BEGIN
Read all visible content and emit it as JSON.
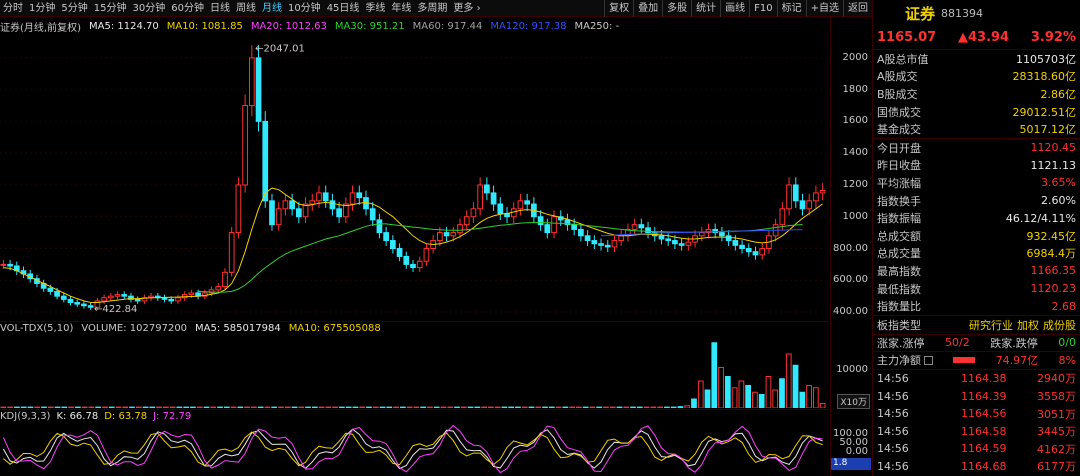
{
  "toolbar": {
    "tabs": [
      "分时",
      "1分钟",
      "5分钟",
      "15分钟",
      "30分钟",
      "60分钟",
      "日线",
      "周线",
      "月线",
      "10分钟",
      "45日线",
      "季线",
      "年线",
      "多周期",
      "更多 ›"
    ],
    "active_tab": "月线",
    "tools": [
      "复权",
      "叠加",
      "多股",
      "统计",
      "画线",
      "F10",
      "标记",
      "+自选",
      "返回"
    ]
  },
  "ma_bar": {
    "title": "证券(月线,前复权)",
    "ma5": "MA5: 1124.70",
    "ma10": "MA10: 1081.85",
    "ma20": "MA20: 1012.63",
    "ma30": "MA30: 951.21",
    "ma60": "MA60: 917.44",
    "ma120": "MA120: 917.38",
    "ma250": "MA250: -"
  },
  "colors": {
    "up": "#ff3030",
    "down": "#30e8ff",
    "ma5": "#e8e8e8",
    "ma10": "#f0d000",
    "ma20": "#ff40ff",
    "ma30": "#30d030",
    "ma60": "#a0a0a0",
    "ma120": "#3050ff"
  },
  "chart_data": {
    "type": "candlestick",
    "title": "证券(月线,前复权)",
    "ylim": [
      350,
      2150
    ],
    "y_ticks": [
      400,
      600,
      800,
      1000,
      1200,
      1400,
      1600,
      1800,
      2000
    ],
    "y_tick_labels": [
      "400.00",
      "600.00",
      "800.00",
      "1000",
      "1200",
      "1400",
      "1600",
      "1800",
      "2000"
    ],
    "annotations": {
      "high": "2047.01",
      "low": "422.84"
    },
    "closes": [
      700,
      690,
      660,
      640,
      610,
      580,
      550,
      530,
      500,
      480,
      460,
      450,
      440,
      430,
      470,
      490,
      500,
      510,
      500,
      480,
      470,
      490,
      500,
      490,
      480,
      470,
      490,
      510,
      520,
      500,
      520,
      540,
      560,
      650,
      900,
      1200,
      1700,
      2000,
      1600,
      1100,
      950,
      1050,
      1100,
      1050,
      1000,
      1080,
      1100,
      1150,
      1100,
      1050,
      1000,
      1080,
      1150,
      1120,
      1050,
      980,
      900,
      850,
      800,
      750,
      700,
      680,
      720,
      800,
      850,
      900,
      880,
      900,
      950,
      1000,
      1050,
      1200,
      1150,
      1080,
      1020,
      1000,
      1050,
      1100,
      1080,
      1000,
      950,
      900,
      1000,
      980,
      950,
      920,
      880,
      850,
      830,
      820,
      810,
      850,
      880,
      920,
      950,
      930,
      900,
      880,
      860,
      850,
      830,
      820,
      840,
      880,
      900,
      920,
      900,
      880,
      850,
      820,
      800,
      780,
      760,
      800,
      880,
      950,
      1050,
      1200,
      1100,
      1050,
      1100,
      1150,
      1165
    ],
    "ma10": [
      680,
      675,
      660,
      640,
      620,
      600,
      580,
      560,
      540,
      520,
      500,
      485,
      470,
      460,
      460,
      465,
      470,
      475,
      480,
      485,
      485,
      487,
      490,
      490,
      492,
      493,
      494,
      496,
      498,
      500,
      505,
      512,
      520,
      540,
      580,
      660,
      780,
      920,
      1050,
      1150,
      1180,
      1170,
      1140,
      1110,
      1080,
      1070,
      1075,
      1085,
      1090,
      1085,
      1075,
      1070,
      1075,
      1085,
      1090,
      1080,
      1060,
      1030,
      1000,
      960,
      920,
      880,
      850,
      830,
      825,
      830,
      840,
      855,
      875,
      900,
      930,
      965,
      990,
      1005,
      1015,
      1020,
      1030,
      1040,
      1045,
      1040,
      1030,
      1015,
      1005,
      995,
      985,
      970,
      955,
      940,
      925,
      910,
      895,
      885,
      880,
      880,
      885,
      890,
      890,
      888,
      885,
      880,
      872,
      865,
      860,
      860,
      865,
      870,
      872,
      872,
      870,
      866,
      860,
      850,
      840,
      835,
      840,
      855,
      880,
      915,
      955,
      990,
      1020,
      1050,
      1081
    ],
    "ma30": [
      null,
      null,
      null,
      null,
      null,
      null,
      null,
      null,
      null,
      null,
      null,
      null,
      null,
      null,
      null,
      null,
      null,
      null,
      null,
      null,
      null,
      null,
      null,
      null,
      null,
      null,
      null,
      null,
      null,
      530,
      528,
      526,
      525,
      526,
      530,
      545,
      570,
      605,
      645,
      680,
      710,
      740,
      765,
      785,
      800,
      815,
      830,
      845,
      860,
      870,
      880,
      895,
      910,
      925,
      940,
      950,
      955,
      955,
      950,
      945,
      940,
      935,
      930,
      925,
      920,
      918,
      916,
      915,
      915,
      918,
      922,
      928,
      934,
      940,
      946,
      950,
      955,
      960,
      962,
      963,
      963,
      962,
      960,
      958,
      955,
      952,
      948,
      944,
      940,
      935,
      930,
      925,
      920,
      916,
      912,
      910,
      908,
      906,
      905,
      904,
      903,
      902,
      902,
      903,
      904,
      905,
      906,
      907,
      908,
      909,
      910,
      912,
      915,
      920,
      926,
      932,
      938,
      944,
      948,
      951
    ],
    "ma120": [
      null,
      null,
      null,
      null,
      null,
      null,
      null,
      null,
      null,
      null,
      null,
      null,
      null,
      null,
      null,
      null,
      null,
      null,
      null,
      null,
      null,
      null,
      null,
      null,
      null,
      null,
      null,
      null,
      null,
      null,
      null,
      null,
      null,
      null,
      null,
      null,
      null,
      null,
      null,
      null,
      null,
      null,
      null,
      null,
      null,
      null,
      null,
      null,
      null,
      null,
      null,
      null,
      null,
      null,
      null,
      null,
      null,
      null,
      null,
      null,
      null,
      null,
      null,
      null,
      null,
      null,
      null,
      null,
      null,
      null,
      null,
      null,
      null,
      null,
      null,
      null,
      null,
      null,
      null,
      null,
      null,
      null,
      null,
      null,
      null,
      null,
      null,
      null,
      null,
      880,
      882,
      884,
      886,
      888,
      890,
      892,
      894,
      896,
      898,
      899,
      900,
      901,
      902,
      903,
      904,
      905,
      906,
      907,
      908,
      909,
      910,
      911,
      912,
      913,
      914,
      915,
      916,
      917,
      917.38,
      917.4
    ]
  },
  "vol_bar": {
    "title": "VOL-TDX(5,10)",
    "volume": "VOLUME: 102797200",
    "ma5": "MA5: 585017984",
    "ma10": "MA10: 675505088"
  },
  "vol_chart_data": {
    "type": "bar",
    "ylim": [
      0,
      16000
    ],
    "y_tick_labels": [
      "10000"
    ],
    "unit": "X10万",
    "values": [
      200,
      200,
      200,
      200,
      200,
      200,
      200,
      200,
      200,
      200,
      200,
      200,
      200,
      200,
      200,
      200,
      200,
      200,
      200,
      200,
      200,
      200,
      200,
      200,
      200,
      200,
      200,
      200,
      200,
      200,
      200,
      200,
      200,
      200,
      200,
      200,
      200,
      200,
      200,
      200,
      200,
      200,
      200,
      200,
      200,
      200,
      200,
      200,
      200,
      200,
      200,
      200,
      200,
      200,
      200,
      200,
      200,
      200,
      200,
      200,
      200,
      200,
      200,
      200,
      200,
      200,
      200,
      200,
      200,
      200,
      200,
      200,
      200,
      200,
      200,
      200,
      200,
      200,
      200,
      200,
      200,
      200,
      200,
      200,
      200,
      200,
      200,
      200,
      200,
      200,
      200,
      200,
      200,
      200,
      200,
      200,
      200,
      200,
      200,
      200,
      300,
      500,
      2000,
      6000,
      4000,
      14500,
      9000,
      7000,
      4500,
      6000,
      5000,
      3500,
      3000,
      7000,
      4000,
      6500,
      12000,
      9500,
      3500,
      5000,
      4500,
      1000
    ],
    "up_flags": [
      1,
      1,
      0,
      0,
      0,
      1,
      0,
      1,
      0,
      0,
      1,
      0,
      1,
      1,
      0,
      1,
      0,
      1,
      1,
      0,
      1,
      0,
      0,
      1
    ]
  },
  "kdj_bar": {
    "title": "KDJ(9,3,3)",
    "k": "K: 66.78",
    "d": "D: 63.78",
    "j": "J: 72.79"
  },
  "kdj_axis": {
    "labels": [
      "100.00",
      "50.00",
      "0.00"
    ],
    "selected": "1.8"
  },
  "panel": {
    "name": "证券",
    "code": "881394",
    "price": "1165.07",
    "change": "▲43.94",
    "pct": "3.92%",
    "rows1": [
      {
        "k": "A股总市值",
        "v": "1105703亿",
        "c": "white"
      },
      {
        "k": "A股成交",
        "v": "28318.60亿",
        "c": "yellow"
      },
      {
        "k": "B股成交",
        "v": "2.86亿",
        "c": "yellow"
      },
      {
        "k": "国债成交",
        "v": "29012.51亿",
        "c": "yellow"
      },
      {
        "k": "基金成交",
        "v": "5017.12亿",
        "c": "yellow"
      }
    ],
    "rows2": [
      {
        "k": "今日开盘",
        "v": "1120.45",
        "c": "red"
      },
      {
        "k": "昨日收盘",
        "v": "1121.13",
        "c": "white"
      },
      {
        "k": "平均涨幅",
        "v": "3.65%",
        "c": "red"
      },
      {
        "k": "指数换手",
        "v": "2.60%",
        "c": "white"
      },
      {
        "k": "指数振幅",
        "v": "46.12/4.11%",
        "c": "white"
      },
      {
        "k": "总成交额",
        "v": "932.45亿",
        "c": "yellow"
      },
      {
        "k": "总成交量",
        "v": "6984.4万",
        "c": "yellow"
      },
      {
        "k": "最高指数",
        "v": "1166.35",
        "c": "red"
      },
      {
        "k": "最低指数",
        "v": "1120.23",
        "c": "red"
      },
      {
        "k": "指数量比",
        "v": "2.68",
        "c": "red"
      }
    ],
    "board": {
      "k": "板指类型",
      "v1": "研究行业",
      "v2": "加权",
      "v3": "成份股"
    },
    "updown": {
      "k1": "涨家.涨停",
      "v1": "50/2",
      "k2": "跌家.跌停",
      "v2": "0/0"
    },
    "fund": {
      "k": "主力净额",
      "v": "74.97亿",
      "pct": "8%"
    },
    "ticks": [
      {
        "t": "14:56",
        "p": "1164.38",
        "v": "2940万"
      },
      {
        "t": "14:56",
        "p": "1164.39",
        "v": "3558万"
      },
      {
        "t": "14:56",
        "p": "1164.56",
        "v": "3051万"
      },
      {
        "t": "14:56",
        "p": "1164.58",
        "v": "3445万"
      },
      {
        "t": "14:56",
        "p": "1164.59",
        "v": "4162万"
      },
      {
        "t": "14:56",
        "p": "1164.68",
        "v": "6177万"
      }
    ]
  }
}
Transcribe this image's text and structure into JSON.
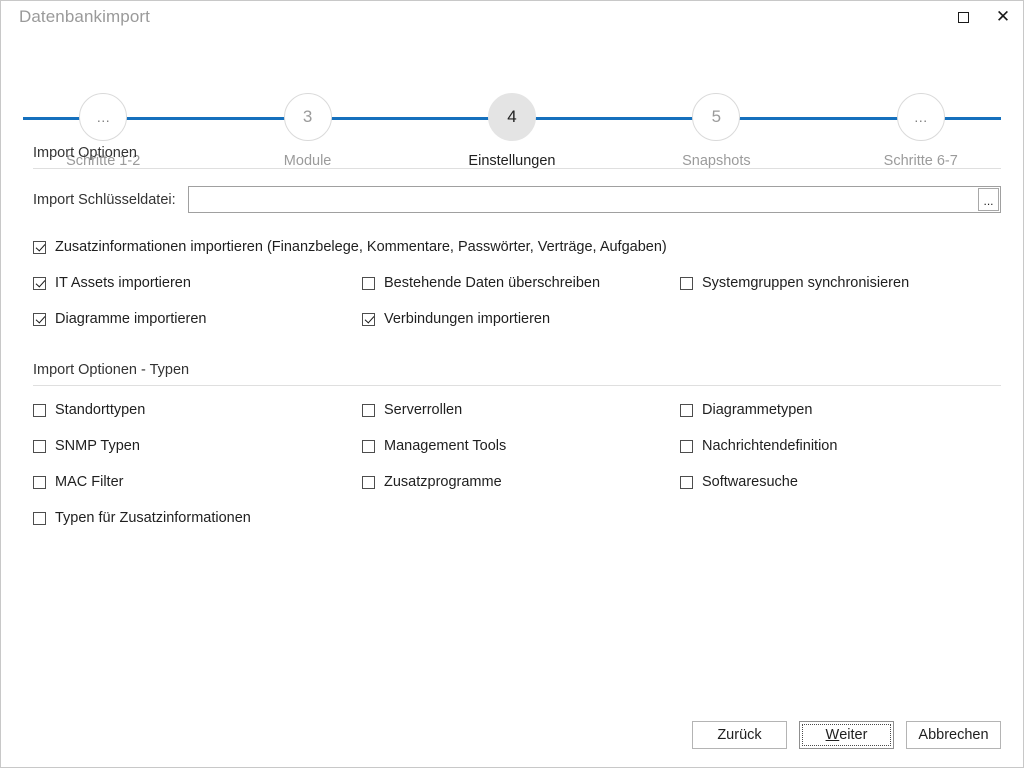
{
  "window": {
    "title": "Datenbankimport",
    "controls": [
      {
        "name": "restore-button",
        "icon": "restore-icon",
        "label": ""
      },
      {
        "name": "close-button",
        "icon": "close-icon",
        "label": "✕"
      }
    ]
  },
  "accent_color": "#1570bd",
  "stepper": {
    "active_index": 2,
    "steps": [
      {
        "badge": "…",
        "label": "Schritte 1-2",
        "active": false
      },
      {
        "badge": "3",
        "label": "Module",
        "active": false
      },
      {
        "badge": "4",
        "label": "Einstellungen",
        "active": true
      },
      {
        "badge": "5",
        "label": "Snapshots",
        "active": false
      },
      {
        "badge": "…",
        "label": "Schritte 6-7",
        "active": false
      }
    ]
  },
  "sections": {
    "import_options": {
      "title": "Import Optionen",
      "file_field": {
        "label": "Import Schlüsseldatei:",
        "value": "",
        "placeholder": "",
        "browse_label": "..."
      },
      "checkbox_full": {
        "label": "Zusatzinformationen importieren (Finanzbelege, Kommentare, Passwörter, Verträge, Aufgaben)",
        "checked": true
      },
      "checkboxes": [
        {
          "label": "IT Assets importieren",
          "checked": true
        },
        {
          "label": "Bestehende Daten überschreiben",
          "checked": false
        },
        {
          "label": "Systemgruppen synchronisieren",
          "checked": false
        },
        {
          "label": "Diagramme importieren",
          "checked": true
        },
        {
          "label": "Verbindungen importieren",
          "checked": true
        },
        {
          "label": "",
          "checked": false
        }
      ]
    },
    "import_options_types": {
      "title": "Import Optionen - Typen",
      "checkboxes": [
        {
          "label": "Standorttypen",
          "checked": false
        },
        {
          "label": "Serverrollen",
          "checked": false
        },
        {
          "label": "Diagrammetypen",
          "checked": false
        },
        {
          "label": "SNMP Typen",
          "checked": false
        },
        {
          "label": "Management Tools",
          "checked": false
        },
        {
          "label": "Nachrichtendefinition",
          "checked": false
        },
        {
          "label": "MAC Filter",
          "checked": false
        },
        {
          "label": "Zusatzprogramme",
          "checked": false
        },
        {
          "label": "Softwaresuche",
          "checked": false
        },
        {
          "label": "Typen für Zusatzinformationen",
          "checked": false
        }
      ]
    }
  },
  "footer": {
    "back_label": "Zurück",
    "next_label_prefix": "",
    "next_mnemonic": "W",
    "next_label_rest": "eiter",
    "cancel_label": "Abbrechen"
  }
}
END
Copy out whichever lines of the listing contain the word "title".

    "title": "证券(月线,前复权)",
    "title": "证券(月线,前复权)",
    "title": "VOL-TDX(5,10)",
    "title": "KDJ(9,3,3)",
    "title": "Datenbankimport",
      "title": "Import Optionen",
      "title": "Import Optionen - Typen",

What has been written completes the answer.